■ Data for this task
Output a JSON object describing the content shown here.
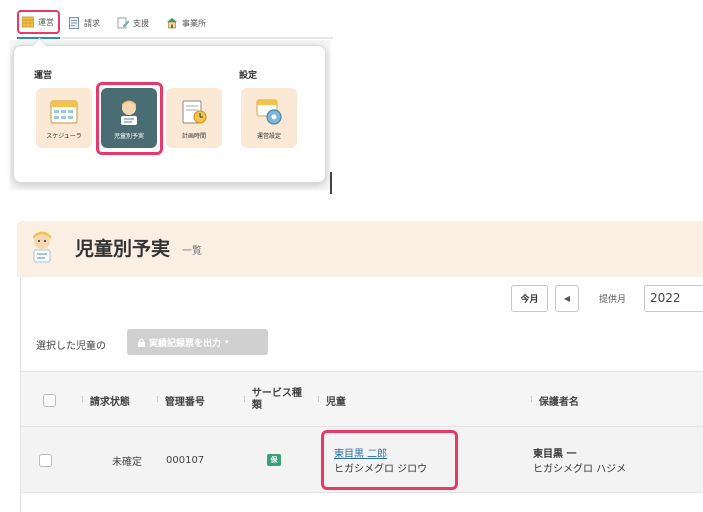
{
  "nav": {
    "items": [
      {
        "label": "運営",
        "icon": "calendar-grid-icon"
      },
      {
        "label": "請求",
        "icon": "invoice-icon"
      },
      {
        "label": "支援",
        "icon": "support-icon"
      },
      {
        "label": "事業所",
        "icon": "building-icon"
      }
    ]
  },
  "dropdown": {
    "sections": [
      {
        "title": "運営",
        "tiles": [
          {
            "label": "スケジューラ",
            "icon": "scheduler-icon"
          },
          {
            "label": "児童別予実",
            "icon": "child-plan-icon",
            "selected": true
          },
          {
            "label": "計画時間",
            "icon": "plan-time-icon"
          }
        ]
      },
      {
        "title": "設定",
        "tiles": [
          {
            "label": "運営設定",
            "icon": "settings-gear-icon"
          }
        ]
      }
    ]
  },
  "page": {
    "title": "児童別予実",
    "subtitle": "一覧"
  },
  "toolbar": {
    "today_label": "今月",
    "prev_label": "◀",
    "month_label": "提供月",
    "month_value": "2022"
  },
  "actions": {
    "selected_label": "選択した児童の",
    "export_label": "実績記録票を出力"
  },
  "table": {
    "headers": [
      "請求状態",
      "管理番号",
      "サービス種類",
      "児童",
      "保護者名"
    ],
    "rows": [
      {
        "status": "未確定",
        "number": "000107",
        "service": "保",
        "child_name": "東目黒 二郎",
        "child_kana": "ヒガシメグロ ジロウ",
        "guardian_name": "東目黒 一",
        "guardian_kana": "ヒガシメグロ ハジメ"
      }
    ]
  },
  "colors": {
    "highlight": "#e63b6a",
    "header_bg": "#fbeee3",
    "tile_bg": "#fbe8d5",
    "tile_selected": "#4a6d74",
    "badge": "#3aa07a"
  }
}
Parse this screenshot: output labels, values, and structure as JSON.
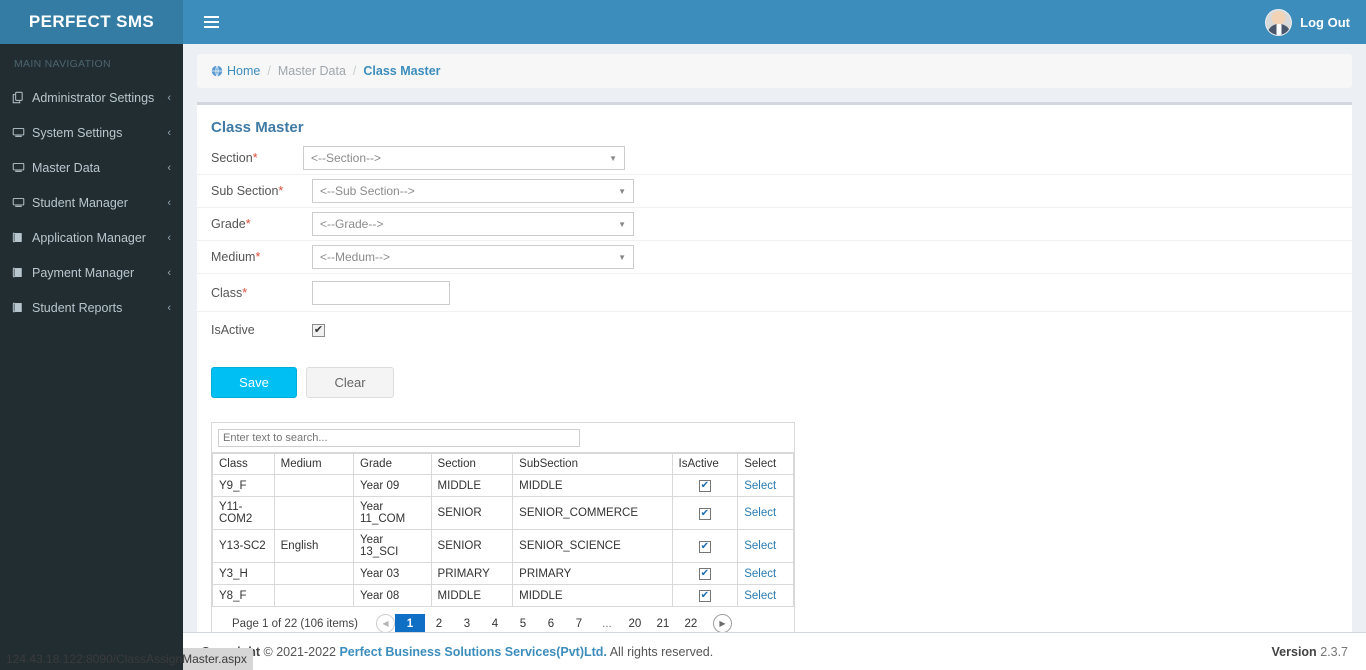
{
  "brand": {
    "name": "PERFECT SMS"
  },
  "topbar": {
    "menu_icon": "hamburger-icon",
    "logout_label": "Log Out",
    "avatar_icon": "user-avatar"
  },
  "sidebar": {
    "heading": "MAIN NAVIGATION",
    "items": [
      {
        "label": "Administrator Settings",
        "icon": "copy-files-icon",
        "caret": "‹"
      },
      {
        "label": "System Settings",
        "icon": "desktop-icon",
        "caret": "‹"
      },
      {
        "label": "Master Data",
        "icon": "desktop-icon",
        "caret": "‹"
      },
      {
        "label": "Student Manager",
        "icon": "desktop-icon",
        "caret": "‹"
      },
      {
        "label": "Application Manager",
        "icon": "book-icon",
        "caret": "‹"
      },
      {
        "label": "Payment Manager",
        "icon": "book-icon",
        "caret": "‹"
      },
      {
        "label": "Student Reports",
        "icon": "book-icon",
        "caret": "‹"
      }
    ]
  },
  "breadcrumb": {
    "home": "Home",
    "home_icon": "dashboard-globe-icon",
    "sep": "/",
    "parent": "Master Data",
    "current": "Class Master"
  },
  "page": {
    "title": "Class Master"
  },
  "form": {
    "fields": [
      {
        "label": "Section",
        "required": "*",
        "value": "<--Section-->",
        "type": "select"
      },
      {
        "label": "Sub Section",
        "required": "*",
        "value": "<--Sub Section-->",
        "type": "select"
      },
      {
        "label": "Grade",
        "required": "*",
        "value": "<--Grade-->",
        "type": "select"
      },
      {
        "label": "Medium",
        "required": "*",
        "value": "<--Medum-->",
        "type": "select"
      }
    ],
    "class_label": "Class",
    "class_required": "*",
    "class_value": "",
    "isactive_label": "IsActive",
    "isactive_checked": "✔",
    "save_label": "Save",
    "clear_label": "Clear"
  },
  "grid": {
    "search_placeholder": "Enter text to search...",
    "search_value": "",
    "columns": [
      "Class",
      "Medium",
      "Grade",
      "Section",
      "SubSection",
      "IsActive",
      "Select"
    ],
    "check_glyph": "✔",
    "select_label": "Select",
    "rows": [
      {
        "class": "Y9_F",
        "medium": "",
        "grade": "Year 09",
        "section": "MIDDLE",
        "subsection": "MIDDLE"
      },
      {
        "class": "Y11-COM2",
        "medium": "",
        "grade": "Year 11_COM",
        "section": "SENIOR",
        "subsection": "SENIOR_COMMERCE"
      },
      {
        "class": "Y13-SC2",
        "medium": "English",
        "grade": "Year 13_SCI",
        "section": "SENIOR",
        "subsection": "SENIOR_SCIENCE"
      },
      {
        "class": "Y3_H",
        "medium": "",
        "grade": "Year 03",
        "section": "PRIMARY",
        "subsection": "PRIMARY"
      },
      {
        "class": "Y8_F",
        "medium": "",
        "grade": "Year 08",
        "section": "MIDDLE",
        "subsection": "MIDDLE"
      }
    ],
    "pager": {
      "info": "Page 1 of 22 (106 items)",
      "prev_glyph": "◀",
      "next_glyph": "▶",
      "pages": [
        "1",
        "2",
        "3",
        "4",
        "5",
        "6",
        "7",
        "...",
        "20",
        "21",
        "22"
      ],
      "active_page": "1"
    }
  },
  "footer": {
    "copyright_bold": "Copyright",
    "copyright_text": "© 2021-2022",
    "company": "Perfect Business Solutions Services(Pvt)Ltd.",
    "rights": "All rights reserved.",
    "version_label": "Version",
    "version_number": "2.3.7"
  },
  "statusbar": {
    "url": "124.43.18.122:8090/ClassAssignMaster.aspx"
  },
  "colors": {
    "brand_dark": "#357ca5",
    "navbar": "#3c8dbc",
    "sidebar": "#222d32",
    "accent_link": "#3c8dbc",
    "save_button": "#00bff3",
    "page_active": "#0f6fc5",
    "required": "#dd4b39",
    "body_bg": "#ecf0f5"
  }
}
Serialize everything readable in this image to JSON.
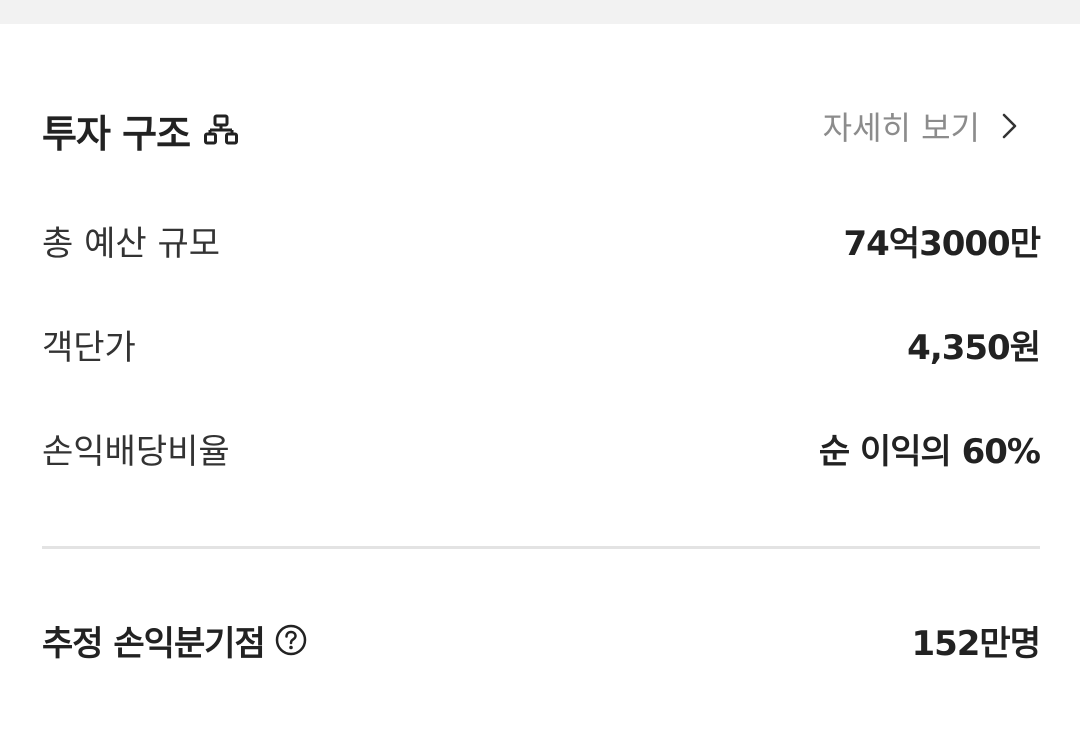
{
  "investment": {
    "title": "투자 구조",
    "title_icon": "org-chart-icon",
    "detail_link_label": "자세히 보기",
    "rows": [
      {
        "label": "총 예산 규모",
        "value": "74억3000만"
      },
      {
        "label": "객단가",
        "value": "4,350원"
      },
      {
        "label": "손익배당비율",
        "value": "순 이익의 60%"
      }
    ],
    "break_even": {
      "label": "추정 손익분기점",
      "value": "152만명",
      "help_icon": "question-circle-icon"
    }
  },
  "colors": {
    "text_primary": "#222222",
    "text_secondary": "#8c8c8c",
    "divider": "#e3e3e3",
    "top_strip": "#f2f2f2"
  }
}
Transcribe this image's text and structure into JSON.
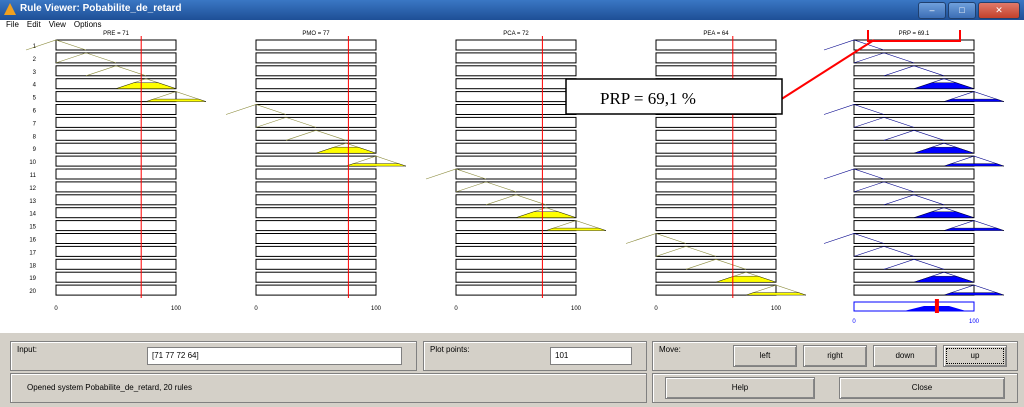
{
  "window": {
    "title": "Rule Viewer: Pobabilite_de_retard"
  },
  "menu": [
    "File",
    "Edit",
    "View",
    "Options"
  ],
  "variables": [
    {
      "label": "PRE = 71",
      "value": 71,
      "range": [
        0,
        100
      ],
      "active_rules": [
        1,
        2,
        3,
        4,
        5
      ],
      "kind": "input"
    },
    {
      "label": "PMO = 77",
      "value": 77,
      "range": [
        0,
        100
      ],
      "active_rules": [
        6,
        7,
        8,
        9,
        10
      ],
      "kind": "input"
    },
    {
      "label": "PCA = 72",
      "value": 72,
      "range": [
        0,
        100
      ],
      "active_rules": [
        11,
        12,
        13,
        14,
        15
      ],
      "kind": "input"
    },
    {
      "label": "PEA = 64",
      "value": 64,
      "range": [
        0,
        100
      ],
      "active_rules": [
        16,
        17,
        18,
        19,
        20
      ],
      "kind": "input"
    },
    {
      "label": "PRP = 69.1",
      "value": 69.1,
      "range": [
        0,
        100
      ],
      "kind": "output"
    }
  ],
  "rules": [
    "1",
    "2",
    "3",
    "4",
    "5",
    "6",
    "7",
    "8",
    "9",
    "10",
    "11",
    "12",
    "13",
    "14",
    "15",
    "16",
    "17",
    "18",
    "19",
    "20"
  ],
  "axis": {
    "min": "0",
    "max": "100"
  },
  "annotation": {
    "text": "PRP = 69,1 %"
  },
  "colors": {
    "input_fill": "#ffff00",
    "output_fill": "#0000ff",
    "marker": "#ff0000",
    "highlight": "#ff0000"
  },
  "input_panel": {
    "label": "Input:",
    "value": "[71 77 72 64]"
  },
  "plot_points": {
    "label": "Plot points:",
    "value": "101"
  },
  "move": {
    "label": "Move:",
    "buttons": [
      "left",
      "right",
      "down",
      "up"
    ]
  },
  "status": {
    "text": "Opened system Pobabilite_de_retard, 20 rules"
  },
  "actions": {
    "help": "Help",
    "close": "Close"
  }
}
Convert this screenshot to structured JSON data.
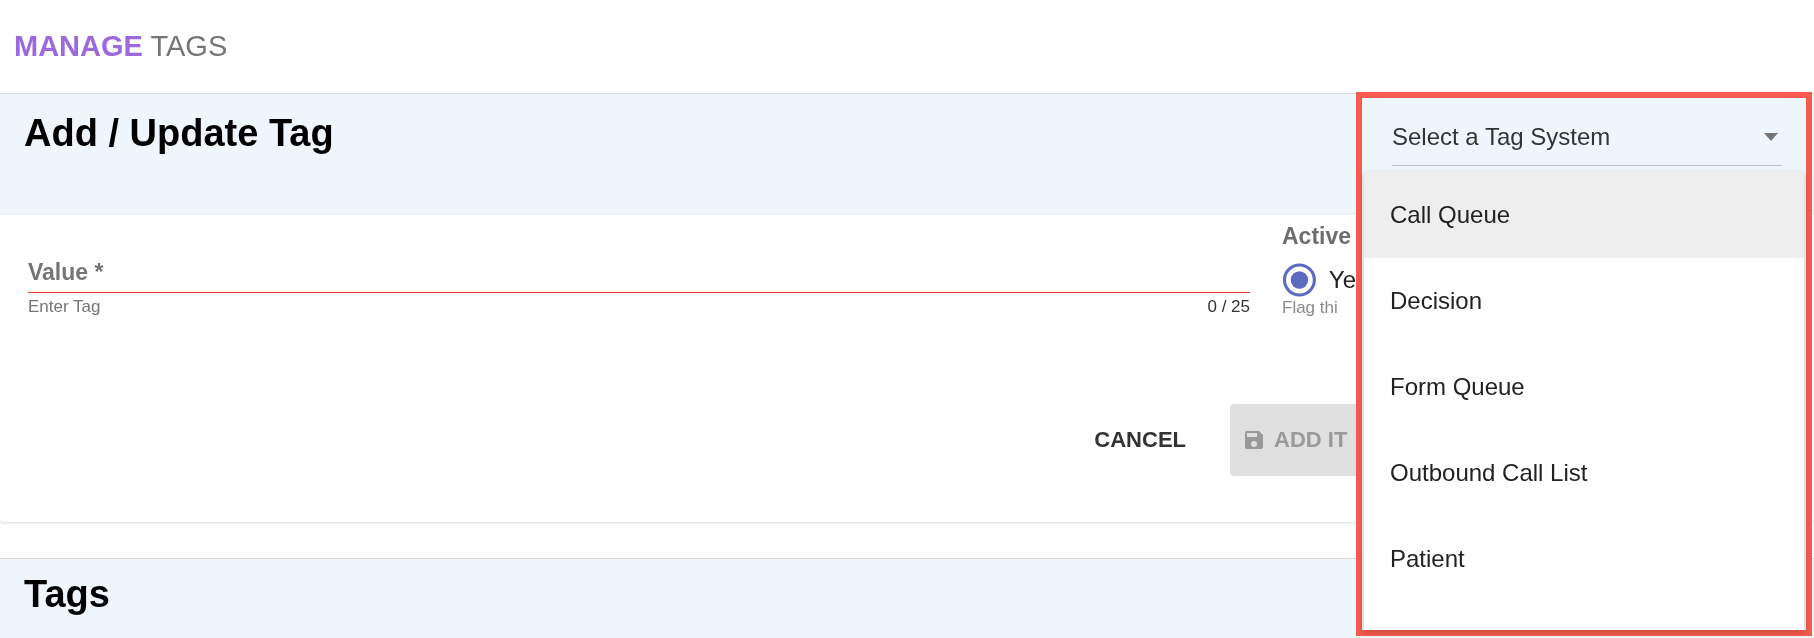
{
  "header": {
    "title_bold": "MANAGE",
    "title_rest": "TAGS"
  },
  "form": {
    "title": "Add / Update Tag",
    "value_field": {
      "label": "Value *",
      "hint": "Enter Tag",
      "counter": "0 / 25",
      "error": true
    },
    "active": {
      "label": "Active",
      "options": [
        {
          "label": "Ye",
          "selected": true
        }
      ],
      "hint": "Flag thi"
    },
    "buttons": [
      {
        "label": "CANCEL",
        "kind": "text",
        "disabled": false
      },
      {
        "label": "ADD IT",
        "kind": "save",
        "disabled": true
      }
    ]
  },
  "tags_section": {
    "title": "Tags"
  },
  "tag_system_select": {
    "placeholder": "Select a Tag System",
    "expanded": true,
    "highlighted": true,
    "options": [
      {
        "label": "Call Queue",
        "selected": true
      },
      {
        "label": "Decision",
        "selected": false
      },
      {
        "label": "Form Queue",
        "selected": false
      },
      {
        "label": "Outbound Call List",
        "selected": false
      },
      {
        "label": "Patient",
        "selected": false
      }
    ]
  }
}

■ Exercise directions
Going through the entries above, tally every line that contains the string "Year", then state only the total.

■ Answer box
5